The word metastasis is very frightening because it means that the cancer is spreading. Why is this?
You may have heard the term “Metastatic” or when cancer spreads within the body of an affected person. Why do cancer cells spread when normal cells remain in the same location? And how do they end up in parts of the body that are far from the original tumor?
Cancer from the beginning can be treated with surgery and other treatments such as chemotherapy, but there is some fear among both doctors and patients that it will spread, that is, that the cancer will spread. which is often the cause of up to 90% of cancer deaths. Fortunately, Studies are currently being conducted to try and stop the spread of cancer.
Why does cancer spread?
Cancer begins after a series of mutations that lead to cells dividing as if they are immortal. This is followed by the growth of tumors that can invade nearby tissues and organs. But how are cancer cells separated from tumors? (as opposed to normal cells)? Why do they remain in the organs where they live and spread?
A simple way to look at it is that normal cells are “sticky.” Cells stick together. Scientifically normal cells produce substances called adhesion molecules that cause them to stick together. Adhesion molecules can be seen similar to glue. Cancer cells, on the other hand, lack adhesion molecules. This allows them to separate and move. Normal cells also understand their limits better than cancer cells by communicating with surrounding cells and tissues.
Channels of cancer spread
When cancer cells fall out (fell out due to lack of adhesive chemicals that bind to the tumor and other mechanisms) cells can move and move around. body freely There are three main routes you can take:
- Locally. The first place cancer spreads is near the area where the tumor started. Doctors use the terms “local” or “regional” to describe this type of spread. In some ways, this is like the growth of a benign tumor.

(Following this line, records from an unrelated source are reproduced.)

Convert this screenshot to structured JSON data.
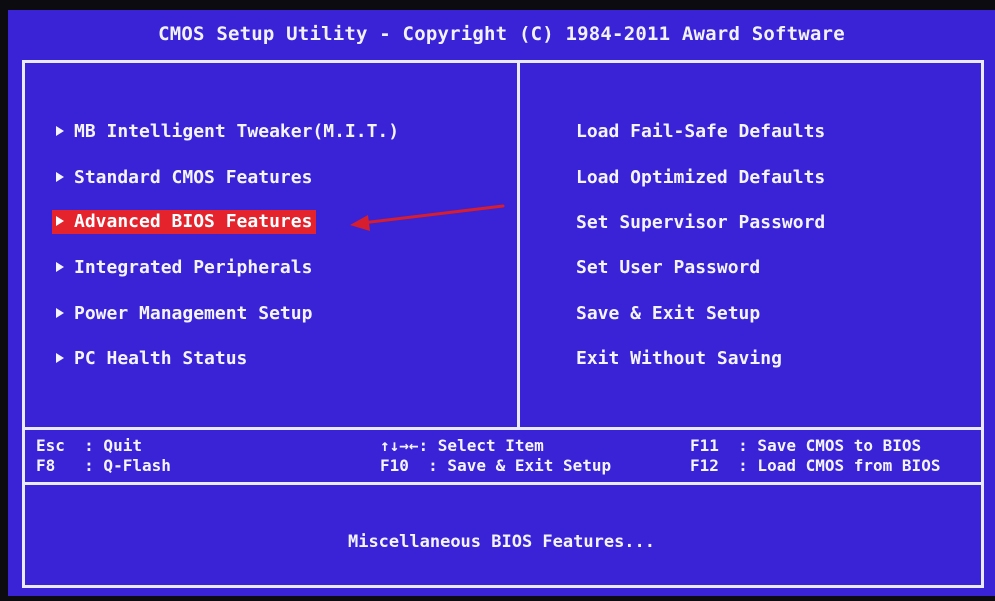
{
  "header": {
    "title": "CMOS Setup Utility - Copyright (C) 1984-2011 Award Software"
  },
  "left_menu": [
    {
      "label": "MB Intelligent Tweaker(M.I.T.)",
      "selected": false
    },
    {
      "label": "Standard CMOS Features",
      "selected": false
    },
    {
      "label": "Advanced BIOS Features",
      "selected": true
    },
    {
      "label": "Integrated Peripherals",
      "selected": false
    },
    {
      "label": "Power Management Setup",
      "selected": false
    },
    {
      "label": "PC Health Status",
      "selected": false
    }
  ],
  "right_menu": [
    {
      "label": "Load Fail-Safe Defaults"
    },
    {
      "label": "Load Optimized Defaults"
    },
    {
      "label": "Set Supervisor Password"
    },
    {
      "label": "Set User Password"
    },
    {
      "label": "Save & Exit Setup"
    },
    {
      "label": "Exit Without Saving"
    }
  ],
  "help_bar": {
    "col1": [
      "Esc  : Quit",
      "F8   : Q-Flash"
    ],
    "col2": [
      "↑↓→←: Select Item",
      "F10  : Save & Exit Setup"
    ],
    "col3": [
      "F11  : Save CMOS to BIOS",
      "F12  : Load CMOS from BIOS"
    ]
  },
  "description": "Miscellaneous BIOS Features...",
  "colors": {
    "background": "#3a22d6",
    "selection": "#e5232d",
    "text": "#f4f4ff",
    "annotation_arrow": "#d61e2e"
  },
  "icons": {
    "menu_marker": "triangle-right-icon",
    "annotation": "red-arrow-icon"
  }
}
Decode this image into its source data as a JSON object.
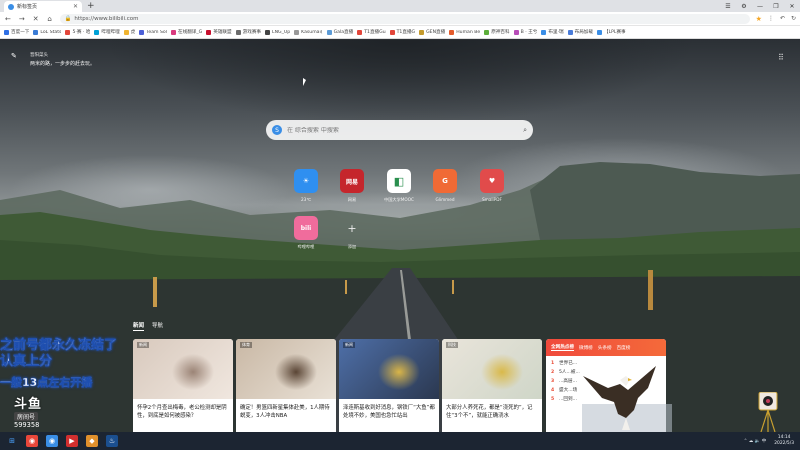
{
  "browser": {
    "tab_title": "新标签页",
    "new_tab_symbol": "+",
    "url": "https://www.bilibili.com",
    "window_controls": [
      "☰",
      "⚙",
      "—",
      "❐",
      "✕"
    ],
    "bookmarks": [
      {
        "label": "百度一下",
        "color": "#2f6fe4"
      },
      {
        "label": "LoL Stats",
        "color": "#3a7bd5"
      },
      {
        "label": "5·赛 · 哈",
        "color": "#e2463a"
      },
      {
        "label": "哔哩哔哩",
        "color": "#00a1d6"
      },
      {
        "label": "虎",
        "color": "#f0b430"
      },
      {
        "label": "Team Sol",
        "color": "#4c5fd7"
      },
      {
        "label": "在线翻译_G",
        "color": "#d93a7e"
      },
      {
        "label": "英雄联盟",
        "color": "#c8102e"
      },
      {
        "label": "游戏赛事",
        "color": "#6b6b6b"
      },
      {
        "label": "LNG_Up",
        "color": "#444"
      },
      {
        "label": "Kasumai(",
        "color": "#999"
      },
      {
        "label": "Gala直播",
        "color": "#5c9bd6"
      },
      {
        "label": "T1直播Gu",
        "color": "#e2463a"
      },
      {
        "label": "T1直播G",
        "color": "#e2463a"
      },
      {
        "label": "GEN直播",
        "color": "#c49a2c"
      },
      {
        "label": "Human Be",
        "color": "#e35b2b"
      },
      {
        "label": "原神百科",
        "color": "#5cae3a"
      },
      {
        "label": "B · 王兮",
        "color": "#b84db8"
      },
      {
        "label": "布里·瑞",
        "color": "#3a8ee6"
      },
      {
        "label": "布局加载",
        "color": "#4a7cd9"
      },
      {
        "label": "【LPL赛事",
        "color": "#3a8ee6"
      }
    ]
  },
  "weather": {
    "title": "晋阳菜头",
    "subtitle": "两米的路，一步步的赶去玩。"
  },
  "search": {
    "placeholder": "在 综合搜索 中搜索"
  },
  "shortcuts": [
    {
      "label": "23℃",
      "glyph": "☀",
      "color": "#2f8ff0"
    },
    {
      "label": "网易",
      "glyph": "网易",
      "color": "#c5262c"
    },
    {
      "label": "中国大学MOOC",
      "glyph": "◧",
      "color": "#ffffff"
    },
    {
      "label": "Glimmed",
      "glyph": "G",
      "color": "#f06a35"
    },
    {
      "label": "SmallPDF",
      "glyph": "♥",
      "color": "#e14b4b"
    },
    {
      "label": "哔哩哔哩",
      "glyph": "bili",
      "color": "#f06c9c"
    },
    {
      "label": "添加",
      "glyph": "+",
      "color": "transparent"
    }
  ],
  "news": {
    "tabs": [
      "新闻",
      "导航"
    ],
    "cards": [
      {
        "tag": "新闻",
        "title": "怀孕2个月查出梅毒，老公检测却是阴性，到底是如何被感染？",
        "palette": [
          "#d8c9bd",
          "#9b8476",
          "#f0e7df"
        ]
      },
      {
        "tag": "体育",
        "title": "确定！男篮四新星集体赴美，1人期待蜕变，3人冲击NBA",
        "palette": [
          "#c9b8a5",
          "#5a4535",
          "#e9e1d6"
        ]
      },
      {
        "tag": "新闻",
        "title": "泽连斯基收到好消息，钢铁厂“大鱼”都处境不妙，美国也急忙站出",
        "palette": [
          "#4e6fa8",
          "#d9b548",
          "#2b3850"
        ]
      },
      {
        "tag": "科技",
        "title": "大部分人养死花，都是“浇死的”，记住“3个不”，就能正确浇水",
        "palette": [
          "#e9e4da",
          "#d9b94a",
          "#cfd6c8"
        ]
      }
    ],
    "hot": {
      "tabs": [
        "全网热点榜",
        "微博榜",
        "头条榜",
        "百度榜"
      ],
      "items": [
        {
          "rank": "1",
          "text": "世界已..."
        },
        {
          "rank": "2",
          "text": "5人...被..."
        },
        {
          "rank": "3",
          "text": "...高层..."
        },
        {
          "rank": "4",
          "text": "盛大...场"
        },
        {
          "rank": "5",
          "text": "...回到..."
        }
      ]
    }
  },
  "overlay": {
    "line1": "之前号都永久冻结了",
    "line2": "认真上分",
    "line3": "一般13点左右开播",
    "brand": "斗鱼",
    "room_label": "房间号",
    "room_number": "599358"
  },
  "taskbar": {
    "apps": [
      {
        "glyph": "⊞",
        "color": "transparent"
      },
      {
        "glyph": "◉",
        "color": "#e9473a"
      },
      {
        "glyph": "◉",
        "color": "#3a8ee6"
      },
      {
        "glyph": "▶",
        "color": "#d22f2f"
      },
      {
        "glyph": "◆",
        "color": "#e0902c"
      },
      {
        "glyph": "♨",
        "color": "#1b4f8f"
      }
    ],
    "tray_text": "⌃ ☁ 🔈 中",
    "time": "14:14",
    "date": "2022/5/3"
  }
}
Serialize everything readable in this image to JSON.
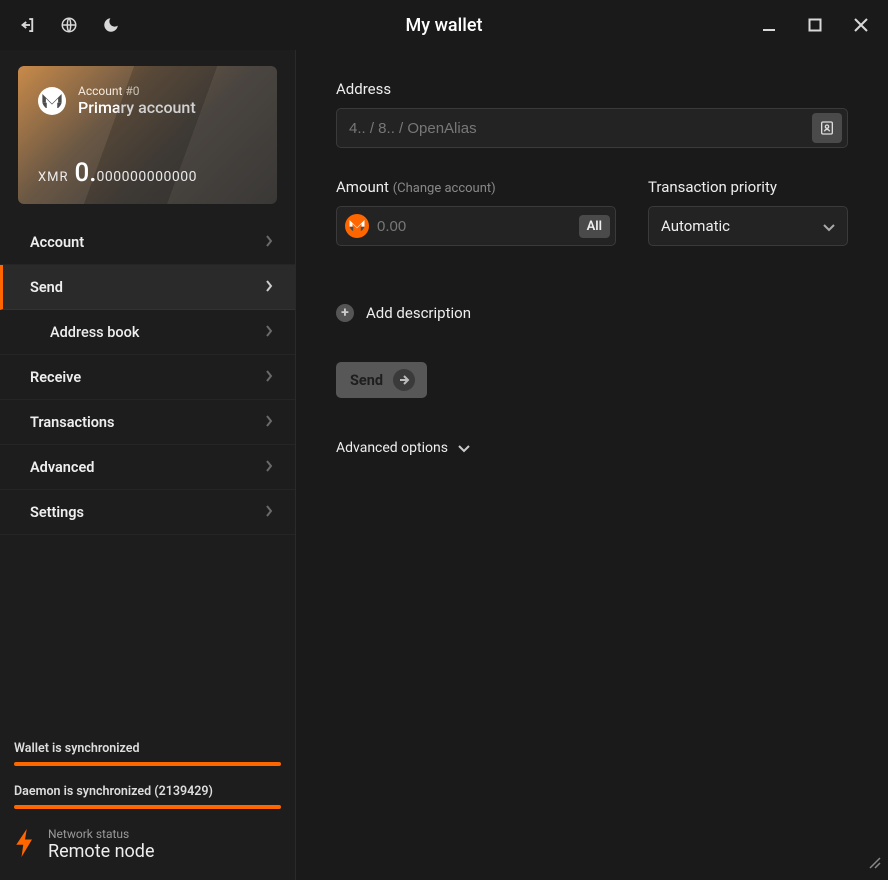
{
  "titlebar": {
    "title": "My wallet"
  },
  "account_card": {
    "account_number_label": "Account #0",
    "account_name": "Primary account",
    "currency": "XMR",
    "balance_int": "0.",
    "balance_dec": "000000000000"
  },
  "nav": {
    "items": [
      {
        "label": "Account"
      },
      {
        "label": "Send"
      },
      {
        "label": "Address book"
      },
      {
        "label": "Receive"
      },
      {
        "label": "Transactions"
      },
      {
        "label": "Advanced"
      },
      {
        "label": "Settings"
      }
    ]
  },
  "sidebar_footer": {
    "wallet_sync": "Wallet is synchronized",
    "daemon_sync": "Daemon is synchronized (2139429)",
    "network_label": "Network status",
    "network_value": "Remote node"
  },
  "send_form": {
    "address_label": "Address",
    "address_placeholder": "4.. / 8.. / OpenAlias",
    "amount_label": "Amount",
    "amount_changeaccount": "(Change account)",
    "amount_placeholder": "0.00",
    "all_button": "All",
    "priority_label": "Transaction priority",
    "priority_value": "Automatic",
    "add_description": "Add description",
    "send_button": "Send",
    "advanced_options": "Advanced options"
  },
  "colors": {
    "accent": "#ff6600"
  }
}
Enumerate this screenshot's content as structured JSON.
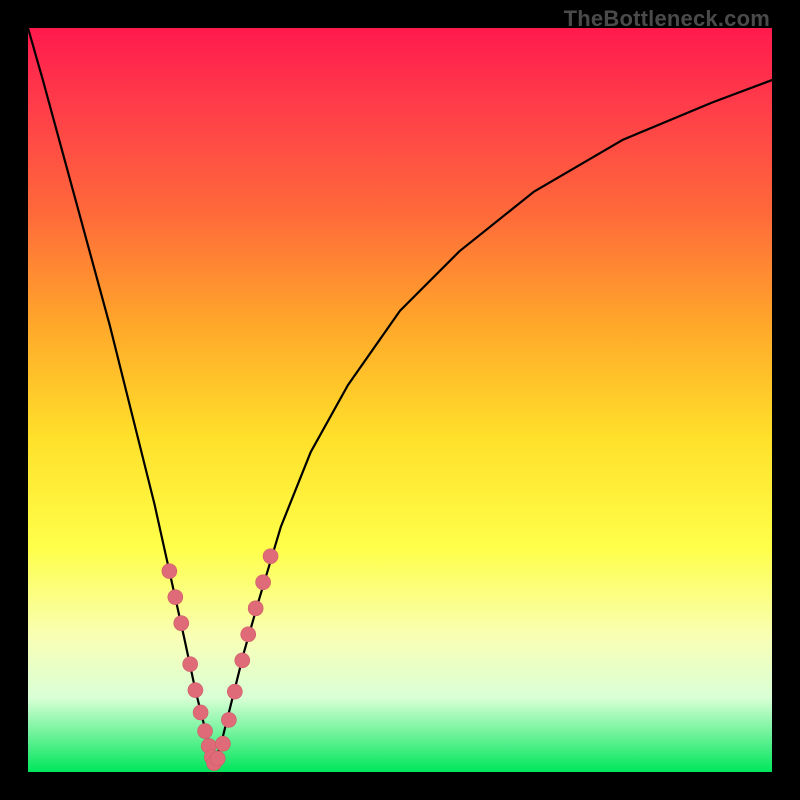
{
  "watermark": "TheBottleneck.com",
  "chart_data": {
    "type": "line",
    "title": "",
    "xlabel": "",
    "ylabel": "",
    "xlim": [
      0,
      100
    ],
    "ylim": [
      0,
      100
    ],
    "grid": false,
    "legend": false,
    "note": "Values are estimated visually from an unlabeled V-shaped curve on a gradient heatmap background. Nadir near x≈25, y≈0. Curve rises steeply left of nadir and more slowly to the right.",
    "series": [
      {
        "name": "bottleneck-curve",
        "x": [
          0,
          2,
          5,
          8,
          11,
          14,
          17,
          19,
          21,
          22.5,
          24,
          25,
          26,
          27.5,
          29,
          31,
          34,
          38,
          43,
          50,
          58,
          68,
          80,
          92,
          100
        ],
        "values": [
          100,
          93,
          82,
          71,
          60,
          48,
          36,
          27,
          18,
          11,
          5,
          1,
          4,
          10,
          16,
          23,
          33,
          43,
          52,
          62,
          70,
          78,
          85,
          90,
          93
        ]
      }
    ],
    "markers": {
      "name": "highlighted-points",
      "note": "Salmon-colored beads near the nadir on both arms of the curve",
      "points": [
        {
          "x": 19.0,
          "y": 27.0
        },
        {
          "x": 19.8,
          "y": 23.5
        },
        {
          "x": 20.6,
          "y": 20.0
        },
        {
          "x": 21.8,
          "y": 14.5
        },
        {
          "x": 22.5,
          "y": 11.0
        },
        {
          "x": 23.2,
          "y": 8.0
        },
        {
          "x": 23.8,
          "y": 5.5
        },
        {
          "x": 24.3,
          "y": 3.5
        },
        {
          "x": 24.7,
          "y": 2.0
        },
        {
          "x": 25.0,
          "y": 1.2
        },
        {
          "x": 25.5,
          "y": 1.8
        },
        {
          "x": 26.2,
          "y": 3.8
        },
        {
          "x": 27.0,
          "y": 7.0
        },
        {
          "x": 27.8,
          "y": 10.8
        },
        {
          "x": 28.8,
          "y": 15.0
        },
        {
          "x": 29.6,
          "y": 18.5
        },
        {
          "x": 30.6,
          "y": 22.0
        },
        {
          "x": 31.6,
          "y": 25.5
        },
        {
          "x": 32.6,
          "y": 29.0
        }
      ]
    },
    "colors": {
      "background_gradient_top": "#ff1a4d",
      "background_gradient_bottom": "#00e65c",
      "curve": "#000000",
      "marker": "#e06b78",
      "frame": "#000000"
    }
  }
}
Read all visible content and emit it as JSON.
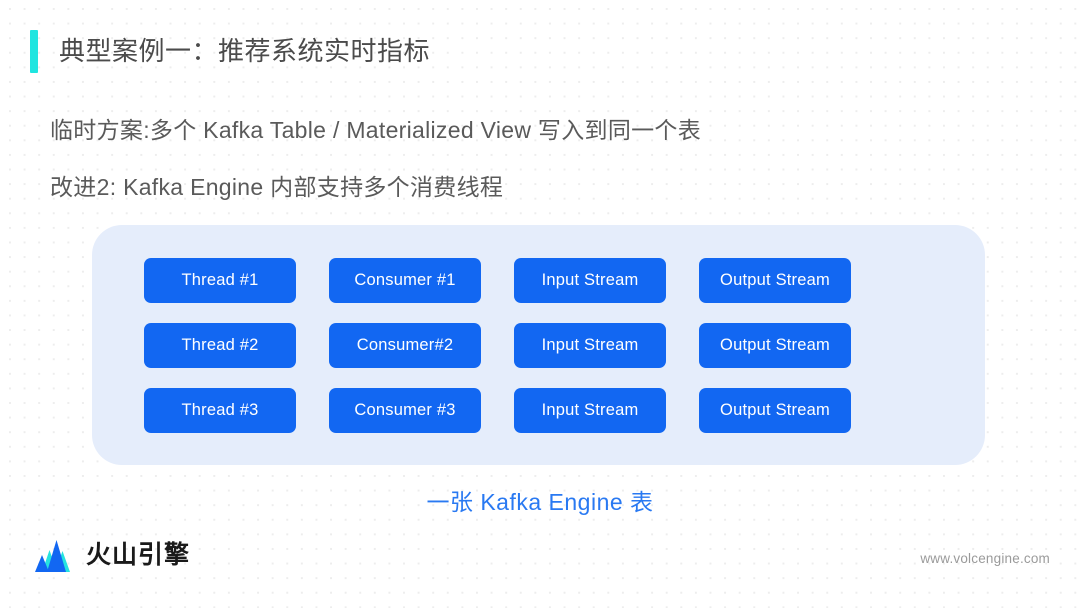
{
  "slide": {
    "title": "典型案例一：推荐系统实时指标",
    "accent_color": "#1FE5E0",
    "body_lines": [
      "临时方案:多个 Kafka Table / Materialized View 写入到同一个表",
      "改进2: Kafka Engine 内部支持多个消费线程"
    ],
    "caption": "一张 Kafka Engine 表",
    "caption_color": "#2979F2"
  },
  "diagram": {
    "panel_color": "#E5EDFB",
    "node_color": "#1267F2",
    "node_text_color": "#FFFFFF",
    "rows": [
      {
        "nodes": [
          {
            "label": "Thread #1"
          },
          {
            "label": "Consumer #1"
          },
          {
            "label": "Input Stream"
          },
          {
            "label": "Output Stream"
          }
        ]
      },
      {
        "nodes": [
          {
            "label": "Thread #2"
          },
          {
            "label": "Consumer#2"
          },
          {
            "label": "Input Stream"
          },
          {
            "label": "Output Stream"
          }
        ]
      },
      {
        "nodes": [
          {
            "label": "Thread #3"
          },
          {
            "label": "Consumer #3"
          },
          {
            "label": "Input Stream"
          },
          {
            "label": "Output Stream"
          }
        ]
      }
    ]
  },
  "footer": {
    "brand_name": "火山引擎",
    "url": "www.volcengine.com",
    "logo_colors": {
      "peak_blue": "#1267F2",
      "peak_cyan": "#25E3E0"
    }
  }
}
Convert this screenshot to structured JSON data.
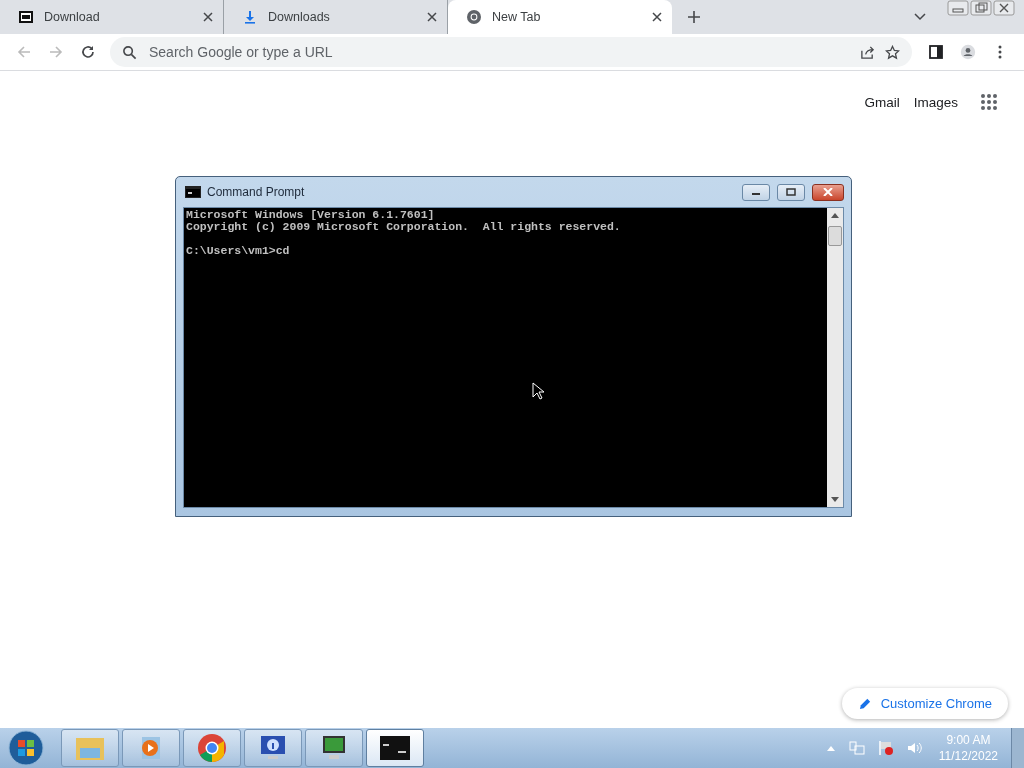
{
  "browser": {
    "tabs": [
      {
        "title": "Download",
        "kind": "archive",
        "selected": false
      },
      {
        "title": "Downloads",
        "kind": "download",
        "selected": false
      },
      {
        "title": "New Tab",
        "kind": "chrome",
        "selected": true
      }
    ],
    "omnibox": {
      "placeholder": "Search Google or type a URL"
    },
    "header_links": [
      "Gmail",
      "Images"
    ],
    "customize_button": "Customize Chrome"
  },
  "console": {
    "title": "Command Prompt",
    "output": [
      "Microsoft Windows [Version 6.1.7601]",
      "Copyright (c) 2009 Microsoft Corporation.  All rights reserved."
    ],
    "prompt": "C:\\Users\\vm1>cd"
  },
  "taskbar": {
    "apps": [
      {
        "kind": "folder",
        "selected": false
      },
      {
        "kind": "media",
        "selected": false
      },
      {
        "kind": "chrome",
        "selected": false
      },
      {
        "kind": "info",
        "selected": false
      },
      {
        "kind": "monitor",
        "selected": false
      },
      {
        "kind": "console",
        "selected": true
      }
    ],
    "clock": {
      "time": "9:00 AM",
      "date": "11/12/2022"
    }
  }
}
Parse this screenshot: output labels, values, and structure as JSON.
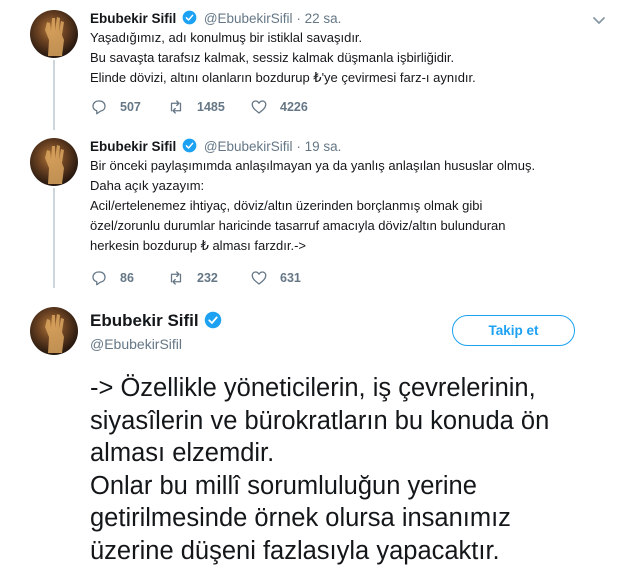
{
  "author": {
    "name": "Ebubekir Sifil",
    "handle": "@EbubekirSifil"
  },
  "tweets": [
    {
      "time": "22 sa.",
      "lines": [
        "Yaşadığımız, adı konulmuş bir istiklal savaşıdır.",
        "Bu savaşta tarafsız kalmak, sessiz kalmak düşmanla işbirliğidir.",
        "Elinde dövizi, altını olanların bozdurup ₺'ye çevirmesi farz-ı aynıdır."
      ],
      "replies": "507",
      "retweets": "1485",
      "likes": "4226"
    },
    {
      "time": "19 sa.",
      "lines": [
        "Bir önceki paylaşımımda anlaşılmayan ya da yanlış anlaşılan hususlar olmuş.",
        "Daha açık yazayım:",
        "Acil/ertelenemez ihtiyaç, döviz/altın üzerinden borçlanmış olmak gibi",
        "özel/zorunlu durumlar haricinde tasarruf amacıyla döviz/altın bulunduran",
        "herkesin bozdurup ₺ alması farzdır.->"
      ],
      "replies": "86",
      "retweets": "232",
      "likes": "631"
    }
  ],
  "main_tweet": {
    "follow_label": "Takip et",
    "lines": [
      "-> Özellikle yöneticilerin, iş çevrelerinin,",
      "siyasîlerin ve bürokratların bu konuda ön",
      "alması elzemdir.",
      "Onlar bu millî sorumluluğun yerine",
      "getirilmesinde örnek olursa insanımız",
      "üzerine düşeni fazlasıyla yapacaktır."
    ]
  },
  "colors": {
    "accent": "#1da1f2",
    "muted": "#657786",
    "text": "#14171a",
    "thread_line": "#ccd6dd"
  }
}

But in another sense It’s different. Even benign tumors can cause problems. (Especially if they are in an enclosed space like the brain.) These tumors tend to be more respectful of the surrounding tissue. and damage only when they press on nearby tissue. Cancers, on the other hand, ignore these boundaries and can invade adjacent tissues and organs regionally or locally near the original tumor. This extension resembles a claw in the surrounding tissue.
- in the bloodstream Cancer cells can also circulate through the bloodstream to be transported throughout the body.
- through the lymphatic system The lymphatic system plays an important role in protecting the body from cancer. But it can also act as a way for cancer to spread. After spreading in the area Cancer tends to spread to nearby lymph nodes through the lymph channels.
What will happen next?
When cancer cells spread to other parts of the body and begin to form tumors. Tumors require a source of nutrients. They achieve this goal through the process of creating new blood vessels to provide nutrients to the cancer. This is called angiogenesis. Medicines called angiogenesis inhibitors are used for certain types of cancer. And efforts are being made to find drugs that stop the angiogenic process by which tumors grow.
spread The spread (metastasis) of a tumor is the cause of most cancer deaths. But the consequences can vary depending on where the cancer has spread. Spread to the brain can cause seizures, paralysis, and death. Metastasis to the lungs can lead to decreased lung function. Spread to bone can cause bone fractures and fracture-related disability.